Back in the 1990s, when Sheldon Adelson was developing Comdex and The Venetian resort, GamingToday founder Chuck Di Rocco often referred to Adelson as "the little engine that could."
If Chuck were alive today he’d be calling Adelson the "little engine that has."
At 5-foot-7, the 71-year old Adelson might be little by haberdasher standards, but as an engine he’s a human dynamo. Just look at his accomplishments.
Adelson’s Venetian is one of the premier Las Vegas resorts. It has the highest occupancy rate (98.3%) and highest average daily room rate ($219) of any hotel on the Strip, and its annual revenues are second only to Bellagio’s.
Since its opening in 1999, The Venetian has added a 1,000-suite tower, Venezia, and Adelson is currently building a second resort, the $1.7 billion Palazzo, at the corner of Twain and the Strip.
Last year, Adelson opened the Sands Macau casino on the coast of China. The first of three casinos to be licensed by the Macau government, Sands Macau generated a net income of $60.7 million in its first full quarter of operation, based on a table drop of $972 million.
Capping his rise to billionaire extraordinaire, Adelson last December took his company, Las Vegas Sands Inc., public. His share of the $17.5 billion market cap is worth about $15 billion, which makes Adelson the 11th richest person in the U.S.
Although it may seem like everything Adelson touches — Comdex, the Sands Expo and Convention Center, The Venetian, Sands Macau — turns to gold, it hasn’t always been that way. In fact, Adelson often sees himself as an entrepreneurial Rodney Dangerfield.
"I’ve been met with ridicule in every industry I’ve entered," Adelson says. "It’s been that way all my life."
Adelson adds he’s always battled adversity, even as a youngster growing up in Dorchester, Massachusetts.
"All the Irish boys from South Boston used to beat up all of the Jewish kids," he says.
The son of Jewish Ukranian immigrants, Adelson went to work hawking newspapers on local street corners when he was 12. He expanded his "business" by borrowing $200 from his uncle and leasing two city corners, where he had the exclusive right to sell papers.
In the years that followed, Adelson worked as a mortgage broker, investment adviser and financial consultant in New York. He also ran his own tour business in Boston.
That tour operation in the 1980s brought him to Las Vegas, where he developed Comdex, the world’s largest trade show. His formula was simple: rent space for 15Â¡ a foot and lease it to computer industry nerds for $40 a foot. He also charged extra for loading, electrical outlets, on-site ads, flowers and other services.
"I’m not in business to make money for the other guy," he explains. "I’m in business to make money for myself."

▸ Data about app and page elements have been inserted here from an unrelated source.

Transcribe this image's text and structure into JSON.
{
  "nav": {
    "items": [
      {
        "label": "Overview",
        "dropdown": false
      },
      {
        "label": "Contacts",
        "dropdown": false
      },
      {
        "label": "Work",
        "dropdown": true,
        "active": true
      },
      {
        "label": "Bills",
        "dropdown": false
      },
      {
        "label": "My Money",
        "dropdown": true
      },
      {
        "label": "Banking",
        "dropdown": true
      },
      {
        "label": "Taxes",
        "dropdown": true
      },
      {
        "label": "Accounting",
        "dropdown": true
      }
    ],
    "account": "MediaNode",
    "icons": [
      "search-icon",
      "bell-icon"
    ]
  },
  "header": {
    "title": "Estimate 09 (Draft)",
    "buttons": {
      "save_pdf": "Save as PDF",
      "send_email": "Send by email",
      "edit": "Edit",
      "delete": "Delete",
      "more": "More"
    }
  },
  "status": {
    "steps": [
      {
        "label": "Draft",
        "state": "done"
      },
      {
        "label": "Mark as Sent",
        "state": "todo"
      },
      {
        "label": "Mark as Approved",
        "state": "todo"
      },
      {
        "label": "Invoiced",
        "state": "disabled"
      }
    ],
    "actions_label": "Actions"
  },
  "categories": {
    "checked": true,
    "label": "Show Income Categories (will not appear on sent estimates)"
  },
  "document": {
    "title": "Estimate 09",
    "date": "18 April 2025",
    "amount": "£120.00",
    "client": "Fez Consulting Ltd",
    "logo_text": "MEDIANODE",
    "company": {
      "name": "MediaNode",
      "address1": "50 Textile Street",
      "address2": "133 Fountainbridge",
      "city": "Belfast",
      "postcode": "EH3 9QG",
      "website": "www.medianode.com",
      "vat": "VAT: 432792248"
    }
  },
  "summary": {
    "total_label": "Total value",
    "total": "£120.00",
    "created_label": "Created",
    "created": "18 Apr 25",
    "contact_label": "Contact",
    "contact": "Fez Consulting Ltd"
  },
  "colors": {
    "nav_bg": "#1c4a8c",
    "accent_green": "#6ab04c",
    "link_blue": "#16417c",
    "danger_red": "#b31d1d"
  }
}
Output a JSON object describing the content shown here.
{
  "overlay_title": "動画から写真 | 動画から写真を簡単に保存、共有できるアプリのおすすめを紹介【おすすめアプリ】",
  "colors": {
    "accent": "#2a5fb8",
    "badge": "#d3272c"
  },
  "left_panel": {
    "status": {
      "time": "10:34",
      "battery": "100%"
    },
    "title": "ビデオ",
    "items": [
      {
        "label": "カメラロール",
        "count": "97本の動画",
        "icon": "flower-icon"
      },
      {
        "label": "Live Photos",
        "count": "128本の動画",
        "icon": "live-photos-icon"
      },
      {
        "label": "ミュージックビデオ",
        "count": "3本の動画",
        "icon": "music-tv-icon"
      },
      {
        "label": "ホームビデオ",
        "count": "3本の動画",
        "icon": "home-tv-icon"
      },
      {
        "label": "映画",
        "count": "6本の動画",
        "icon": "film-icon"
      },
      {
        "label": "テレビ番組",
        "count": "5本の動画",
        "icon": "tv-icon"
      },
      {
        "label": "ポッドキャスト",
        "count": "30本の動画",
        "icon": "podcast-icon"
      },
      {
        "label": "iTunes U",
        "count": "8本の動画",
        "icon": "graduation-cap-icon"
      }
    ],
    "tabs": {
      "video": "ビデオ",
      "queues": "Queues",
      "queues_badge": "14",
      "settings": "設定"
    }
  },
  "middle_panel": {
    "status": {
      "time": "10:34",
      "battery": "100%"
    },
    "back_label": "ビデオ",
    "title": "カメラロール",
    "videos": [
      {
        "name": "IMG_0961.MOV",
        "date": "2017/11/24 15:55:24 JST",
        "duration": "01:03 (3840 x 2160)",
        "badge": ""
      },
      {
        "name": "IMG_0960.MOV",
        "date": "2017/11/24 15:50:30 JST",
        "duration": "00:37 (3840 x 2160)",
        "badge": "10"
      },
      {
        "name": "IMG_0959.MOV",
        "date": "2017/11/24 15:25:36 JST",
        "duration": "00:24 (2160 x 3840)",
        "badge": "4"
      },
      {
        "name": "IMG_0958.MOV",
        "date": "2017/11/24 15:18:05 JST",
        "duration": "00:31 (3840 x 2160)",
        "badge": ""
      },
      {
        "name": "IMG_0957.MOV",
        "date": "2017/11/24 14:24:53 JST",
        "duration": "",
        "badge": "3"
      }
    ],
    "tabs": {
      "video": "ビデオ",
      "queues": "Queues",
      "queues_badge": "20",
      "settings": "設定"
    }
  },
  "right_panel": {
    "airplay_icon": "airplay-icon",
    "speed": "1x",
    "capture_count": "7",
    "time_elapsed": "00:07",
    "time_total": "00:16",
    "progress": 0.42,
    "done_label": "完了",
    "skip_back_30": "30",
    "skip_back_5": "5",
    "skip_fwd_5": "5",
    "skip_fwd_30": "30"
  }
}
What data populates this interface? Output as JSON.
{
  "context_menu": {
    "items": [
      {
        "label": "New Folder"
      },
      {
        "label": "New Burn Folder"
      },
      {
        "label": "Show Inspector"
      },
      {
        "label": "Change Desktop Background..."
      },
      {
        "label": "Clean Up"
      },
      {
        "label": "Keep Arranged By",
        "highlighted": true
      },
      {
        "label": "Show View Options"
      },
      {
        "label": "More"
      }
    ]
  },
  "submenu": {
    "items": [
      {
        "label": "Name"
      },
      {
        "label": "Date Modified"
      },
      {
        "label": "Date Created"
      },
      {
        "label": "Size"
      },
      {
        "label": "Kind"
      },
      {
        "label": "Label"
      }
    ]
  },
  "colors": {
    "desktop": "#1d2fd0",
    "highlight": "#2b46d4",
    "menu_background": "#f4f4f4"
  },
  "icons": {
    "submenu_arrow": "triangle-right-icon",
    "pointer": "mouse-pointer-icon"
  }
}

And make it he did. In 1995, Adelson cashed out Comdex for $862 million (his 59% share was worth about $510 million).
A year later, Adelson leveled the old Sands Hotel, the former Rat Pack hangout that he purchased for $128 million, and built the Sands Expo and Convention Center. Soon afterward he began work on The Venetian, which generated raised eyebrows from some of Las Vegas’ old guard.
"The old way was to make the customer trip over the casino twice before they got to their room," he says. "I knew the business traveler and gave them what they wanted."
What Adelson gave them was a classy hotel with spacious and upscale suites, a real lobby, elegant architecture and tasteful decorations. He also threw in faxes and mini-bars, high-end retailers in the Grand Canal Shoppes, an established spa, Canyon Ranch, celebrity-chef restaurants and $50 gondola rides.
Today, Adelson calls The Venetian "the most successful hotel in the history of hotels" and that the old guard is now "copying" his design features.
Despite that success, Adelson is currently most bullish on gaming in Macau and other Asian destinations.
"The Sands has changed the face of Macau," he says, adding that, although there are no hotel rooms, the casino features a buffet, steakhouse and a comfortable casino tailored to the Asian player.
Those players are more interested in head-to-head gambling, rather than being entertained, Adelson says. And they are serious when they do battle.
A table at the Sands Macau brings in an average of $6,100 a day, about 50% more than at The Venetian. The average Asian gambler bets $85 a hand, compared to $25 for a gambler in Las Vegas. And Asian gamblers play more hands per hour — the decks are always pre-shuffled to save time at the table.
In addition to the Sands, Adelson is building the $1.8 billion Venetian Macau along an area known as the Cotai Strip. Like known as the Cotai Strip. Like its Vegas cousin, the resort casino will have 1.8 million square feet of convention space, a shopping mall and 3,000 guest rooms.
The Cotai Strip will also include six other hotel casinos, all of which will be managed by Adelson’s company. The Venetian Macau is expected to open in two years with the other resorts to follow.
The Cotai Strip "is the best business idea I’ve ever had," Adelson says. Then, paraphrasing a line from his rival, Steve Wynn, "Putting your heart into your hotel is more important than putting your name on it."
Ouch. The little engine has bite, too.